For non-lawyers, that can be loosely translated as “You probably have a case. But do you really want to take your chances?”
Not that it should come as any sort of surprise, but sometimes parties involved in dealings that carry the potential for public blowback prefer that terms be kept quiet.
Zenger, so far, has remained mum.
“You’ll have to speak with the attorney on that,” said Amy Jordan, a legislative aide for Rep. Zenger. “There’s nothing to add. All statements will have to come from the attorney.”
An attorney for the firm of Allman Spry Davis Leggett and Crumpler provided a four-page statement Monday that noted, among other things, that Solomon submitted the plans legally, that it was in fact in line with the vision for the area and would have provided much luxury apartments catering to senior citizens within walking distance of shops while adding to the tax base.
“As taxpaying citizens of Lewisville, Mr. and Mrs. Zenger would greatly prefer for Solomon to have developed a beautiful project for Lewisville seniors to live in on Shallowford Square, rather than the current empty lot which sits devoid of beneficial use, and each and every Lewisville taxpayer is paying a price for the decisions made by a very few,” the statement reads.
In the end, Solomon Development, Rep. Zenger and his wife pocket $1.975 million for sitting on 1.57 acres next to Shallowford Square – and building nothing.
The town gets 1.57 acres of land with an appraised value of $136,300, and elected officials who make $50 per meeting are left shaken.
Nice work if you can get it.
Energy policy debate
GREENSBORO – If for just a minute members of the Guilford County Board of Education might take their minds off the politics surrounding filling a vacancy, they might be able to change policy on energy sustainability.
A vote is scheduled for tonight that would establish sustainability and conservation policies that would represent progress toward a goal of using 100 percent clean and renewable energy sources by 2050.
(Plenty of public boards set such goals way off in the future.

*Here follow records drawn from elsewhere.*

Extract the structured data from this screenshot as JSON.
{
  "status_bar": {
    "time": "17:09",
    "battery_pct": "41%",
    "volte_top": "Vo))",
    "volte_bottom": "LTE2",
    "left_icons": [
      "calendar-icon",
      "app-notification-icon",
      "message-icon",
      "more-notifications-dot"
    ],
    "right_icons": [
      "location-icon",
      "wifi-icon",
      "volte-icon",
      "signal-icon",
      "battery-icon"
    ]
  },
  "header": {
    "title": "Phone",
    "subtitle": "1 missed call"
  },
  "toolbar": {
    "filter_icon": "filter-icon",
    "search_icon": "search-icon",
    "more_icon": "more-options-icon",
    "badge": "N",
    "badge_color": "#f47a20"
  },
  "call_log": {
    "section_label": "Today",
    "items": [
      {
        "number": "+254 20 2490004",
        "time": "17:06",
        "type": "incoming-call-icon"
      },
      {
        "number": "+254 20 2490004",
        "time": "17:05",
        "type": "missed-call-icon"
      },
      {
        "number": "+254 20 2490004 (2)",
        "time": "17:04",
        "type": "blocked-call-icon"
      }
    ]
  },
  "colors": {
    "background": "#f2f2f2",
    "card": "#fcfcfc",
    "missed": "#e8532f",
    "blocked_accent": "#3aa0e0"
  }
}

They mean well but they also know that in the end, meeting it won’t be their problem.)
Still, for some citizens, the proposals don’t go far enough.
Anyone interested in, say, the future of the planet rather than the school-board politics will find out tonight how that works out.
Leaps and bounds
WINSTON-SALEM – While we’re on the planet, the annual Forsyth County Creek Week is upon us.
(See what we did there? On the planet … environmental issues? We crack ourselves up sometimes.)
The event, actually nine days of events designed to draw attention to protecting our waterways and drinking water, starts Saturday with a Frog Walk in Ivey Redmon Park in Kernersville.
We’ll assume that one is designed with families in mind and will check out habitat for amphibians rather than asking grown-ups to hop or walk like frogs.
Anyhow, for a complete schedule for events, consult the Forsyth County website or social media.
Get local news delivered to your inbox!
Subscribe to our Daily Headlines newsletter.
- Former Corporate Attorney for Apple Pleads Guilty to Insider Trader
- Kennedy's attorney fees in prayer case could run into the millions
- Merrick Garland's former law professor says he thinks the attorney general will indict Trump over January 6
- Orange County District Attorney's Office clears 30-year backlog of untested rape kits
- Attorney General Garland to undergo procedure to treat enlarged prostate